There is a decanter on the table in front of him, two thirds full of a wine so darkly crimson that it looks almost black. There are bubbles at its surface and its level is askew, a minute touch of realism that makes the moment captured in the painting seem ever more fleeting. The wine is still swinging in the heavy bowl of the decanter. The boy-god has just set it down, after pouring a glassful of the liquid into the fine-stemmed Venetian goblet that he holds, delicately, in his left hand. He offers the wine to a viewer of the painting. His expression is gently quizzical, his half-raised eyebrow both invitation and challenge: unriddle me if you can.
The Bacchus is a sophisticated, courtly work of art, calculated to catch the eye and then hold it. It is an enigma embodied as a rich store of captivating details. Viewed from a certain perspective, the picture seems ripe with sensuality, bordering on outright lubricity. The barely draped boy might be no more than an elaborately wrapped sexual gift. Does he himself not hint at that possibility, with the suggestive play of his right hand in the knot of black ribbon that binds his clothes?
That would be the profane approach to the picture. But there is space for a devout approach too. There is another way of undoing that knot. Bacchus is the god of wine and of autumnal fruitfulness, and in keeping with that Caravaggio has given him another of his overflowing baskets of fruit. The black grapes have never seemed so lustrous, the figs so ripe. But the foliage once more is withered, the apple worm-eaten, the quince and the plum bruised. The pomegranate has split and collapsed, disgorging its fleshy seeds. Once more, a sense of Eucharistic implication hovers in the still air. Summer has become autumn and the sere leaves at the basket’s edge are the presage of death to come. But there is hope here too: the transcendent promise of eternal life is contained in the glass of wine held so carefully by the boy-god – and with such precise metaphorical intent – directly above the basket of decaying fruit. (p.154-55)

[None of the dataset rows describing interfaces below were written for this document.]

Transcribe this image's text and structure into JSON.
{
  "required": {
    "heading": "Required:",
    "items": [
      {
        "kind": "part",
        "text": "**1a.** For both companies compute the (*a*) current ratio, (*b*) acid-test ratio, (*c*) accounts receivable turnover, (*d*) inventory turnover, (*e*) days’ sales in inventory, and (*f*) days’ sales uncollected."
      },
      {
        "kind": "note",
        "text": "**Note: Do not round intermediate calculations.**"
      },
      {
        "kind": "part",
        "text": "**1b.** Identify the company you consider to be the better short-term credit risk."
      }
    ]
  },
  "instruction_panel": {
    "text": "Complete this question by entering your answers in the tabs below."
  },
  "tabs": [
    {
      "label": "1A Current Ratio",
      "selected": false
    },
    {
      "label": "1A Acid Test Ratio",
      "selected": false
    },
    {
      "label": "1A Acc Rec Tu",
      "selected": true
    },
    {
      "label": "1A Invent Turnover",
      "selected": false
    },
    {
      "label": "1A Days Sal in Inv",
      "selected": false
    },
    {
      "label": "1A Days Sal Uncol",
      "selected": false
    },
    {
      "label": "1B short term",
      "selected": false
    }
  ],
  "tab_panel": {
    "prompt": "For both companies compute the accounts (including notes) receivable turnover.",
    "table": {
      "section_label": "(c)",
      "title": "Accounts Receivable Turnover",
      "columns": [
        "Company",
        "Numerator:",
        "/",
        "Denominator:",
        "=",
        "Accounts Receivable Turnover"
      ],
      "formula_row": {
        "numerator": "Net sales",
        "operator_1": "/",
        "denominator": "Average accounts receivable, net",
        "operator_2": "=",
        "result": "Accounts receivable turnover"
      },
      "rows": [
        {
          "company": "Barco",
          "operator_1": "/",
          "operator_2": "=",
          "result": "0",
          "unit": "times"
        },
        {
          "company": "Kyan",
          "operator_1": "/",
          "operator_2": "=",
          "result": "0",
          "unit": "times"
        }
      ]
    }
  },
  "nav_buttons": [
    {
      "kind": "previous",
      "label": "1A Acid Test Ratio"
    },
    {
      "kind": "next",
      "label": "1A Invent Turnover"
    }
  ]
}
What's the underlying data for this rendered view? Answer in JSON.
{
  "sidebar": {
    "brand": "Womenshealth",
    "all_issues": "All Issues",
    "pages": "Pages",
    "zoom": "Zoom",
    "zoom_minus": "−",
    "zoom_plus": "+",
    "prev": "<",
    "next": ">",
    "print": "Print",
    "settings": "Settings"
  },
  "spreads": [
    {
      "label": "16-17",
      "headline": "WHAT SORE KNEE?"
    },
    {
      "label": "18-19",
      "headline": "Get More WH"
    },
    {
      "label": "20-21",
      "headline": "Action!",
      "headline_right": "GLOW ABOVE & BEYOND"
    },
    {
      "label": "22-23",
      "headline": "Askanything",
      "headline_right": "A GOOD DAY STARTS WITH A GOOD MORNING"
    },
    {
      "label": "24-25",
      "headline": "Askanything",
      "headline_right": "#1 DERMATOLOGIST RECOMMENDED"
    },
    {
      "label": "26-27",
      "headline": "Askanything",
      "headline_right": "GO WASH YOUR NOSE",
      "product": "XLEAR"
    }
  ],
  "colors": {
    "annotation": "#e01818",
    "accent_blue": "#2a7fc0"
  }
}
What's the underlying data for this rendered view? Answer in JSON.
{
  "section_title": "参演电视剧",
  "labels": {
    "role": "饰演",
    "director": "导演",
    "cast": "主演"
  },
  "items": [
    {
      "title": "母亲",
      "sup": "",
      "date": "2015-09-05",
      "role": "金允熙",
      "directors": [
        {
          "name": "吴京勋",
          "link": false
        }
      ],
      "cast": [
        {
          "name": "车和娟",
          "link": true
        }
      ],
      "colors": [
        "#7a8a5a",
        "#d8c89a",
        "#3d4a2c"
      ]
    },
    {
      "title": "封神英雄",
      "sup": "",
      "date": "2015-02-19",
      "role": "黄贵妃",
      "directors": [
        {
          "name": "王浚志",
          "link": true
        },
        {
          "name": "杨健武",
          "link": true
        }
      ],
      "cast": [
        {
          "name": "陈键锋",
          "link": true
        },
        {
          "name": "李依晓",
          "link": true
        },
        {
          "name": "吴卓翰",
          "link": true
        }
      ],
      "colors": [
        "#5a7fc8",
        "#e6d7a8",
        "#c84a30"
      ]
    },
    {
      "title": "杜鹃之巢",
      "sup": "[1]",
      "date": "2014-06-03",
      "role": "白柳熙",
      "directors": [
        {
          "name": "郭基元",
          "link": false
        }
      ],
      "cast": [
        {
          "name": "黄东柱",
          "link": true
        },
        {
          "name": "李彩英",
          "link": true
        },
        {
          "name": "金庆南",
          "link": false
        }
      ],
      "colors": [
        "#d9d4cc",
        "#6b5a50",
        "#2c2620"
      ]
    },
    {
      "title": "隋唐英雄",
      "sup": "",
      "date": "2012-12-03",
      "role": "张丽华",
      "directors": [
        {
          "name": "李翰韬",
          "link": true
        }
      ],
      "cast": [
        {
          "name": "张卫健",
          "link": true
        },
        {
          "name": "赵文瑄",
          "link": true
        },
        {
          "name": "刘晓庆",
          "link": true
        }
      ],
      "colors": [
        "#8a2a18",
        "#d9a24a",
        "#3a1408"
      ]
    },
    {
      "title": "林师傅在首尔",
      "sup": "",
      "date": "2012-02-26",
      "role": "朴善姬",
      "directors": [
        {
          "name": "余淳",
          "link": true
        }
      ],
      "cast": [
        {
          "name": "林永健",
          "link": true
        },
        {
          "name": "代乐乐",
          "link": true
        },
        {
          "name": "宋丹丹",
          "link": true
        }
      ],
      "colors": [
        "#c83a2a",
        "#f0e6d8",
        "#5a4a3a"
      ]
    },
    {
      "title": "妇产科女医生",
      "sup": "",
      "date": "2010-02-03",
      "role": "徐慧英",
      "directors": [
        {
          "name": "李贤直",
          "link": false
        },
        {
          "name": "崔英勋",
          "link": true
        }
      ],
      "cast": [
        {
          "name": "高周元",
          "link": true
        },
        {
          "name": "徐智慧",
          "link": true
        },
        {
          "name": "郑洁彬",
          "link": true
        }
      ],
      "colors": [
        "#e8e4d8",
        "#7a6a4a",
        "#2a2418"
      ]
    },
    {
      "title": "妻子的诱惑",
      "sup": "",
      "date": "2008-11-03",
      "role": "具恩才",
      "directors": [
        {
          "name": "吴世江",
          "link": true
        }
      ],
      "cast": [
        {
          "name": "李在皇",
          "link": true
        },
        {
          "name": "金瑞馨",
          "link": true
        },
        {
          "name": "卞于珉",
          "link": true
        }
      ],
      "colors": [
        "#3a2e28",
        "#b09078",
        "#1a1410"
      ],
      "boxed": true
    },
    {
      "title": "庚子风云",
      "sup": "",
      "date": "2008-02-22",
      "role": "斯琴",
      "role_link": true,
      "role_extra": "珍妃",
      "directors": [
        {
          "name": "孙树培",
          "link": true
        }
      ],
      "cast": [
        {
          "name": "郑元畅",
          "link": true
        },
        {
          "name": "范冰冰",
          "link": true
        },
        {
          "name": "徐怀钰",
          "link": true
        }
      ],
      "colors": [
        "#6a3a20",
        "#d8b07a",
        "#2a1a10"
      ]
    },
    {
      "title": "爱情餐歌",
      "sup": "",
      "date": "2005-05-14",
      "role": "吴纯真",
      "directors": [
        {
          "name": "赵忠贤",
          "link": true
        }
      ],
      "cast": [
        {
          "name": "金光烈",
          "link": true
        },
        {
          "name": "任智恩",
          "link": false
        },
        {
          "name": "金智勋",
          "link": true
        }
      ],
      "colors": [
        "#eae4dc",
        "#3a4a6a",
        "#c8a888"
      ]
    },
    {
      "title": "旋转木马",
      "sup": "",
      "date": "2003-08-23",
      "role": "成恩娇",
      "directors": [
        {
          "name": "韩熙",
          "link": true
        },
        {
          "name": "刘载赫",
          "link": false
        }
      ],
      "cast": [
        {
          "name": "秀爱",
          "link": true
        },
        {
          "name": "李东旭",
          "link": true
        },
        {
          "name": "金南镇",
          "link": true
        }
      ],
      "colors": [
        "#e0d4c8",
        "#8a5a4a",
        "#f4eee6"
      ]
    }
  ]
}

The Muscians is a relatively early Caravaggio. It’s unusual in that it does not show us musicians in concert, nor does it fulfil the escapist Arcadian pastoral scene relatively popular at the time. Rather we are watching musicians preparing, and somewhat disheveled, undressed. Are we sure that the performance is going to happen? Have they been disrupted during their rehearsal? The lead singer has his back to us and is clearly not yet ready to perform. Cupid is more focused on the grapes than the task in hand. Something is in the making, there are all kinds of possibilities and nothing is certain.
It reminds me that we are always in the process of making. And that making is a dance between the immediate context and what we bring to it. Perhaps there is a problem if we try to make the situation all “light” – beautiful, packaged. Where are the elements of dark?
The picture was painted for the Cardinal del Monte, actively involved in the Papal court and known for his broad and experimental musical taste. He hosted impromptu musical gatherings at his various residences, pushing forwards the boundaries of taste, and discovering in less formal settings for example the musical and raw emotional potential of a single accompanied voice in contrast to the dominant vocal styles of polyphony. He gathered artists around him too, Caravaggio among them. It was a laboratory of innovation. Caravaggio may be paying tribute to Del Monte for this role in the picture. Most important is that the laboratory is within society rather than set apart, and is open for us to see.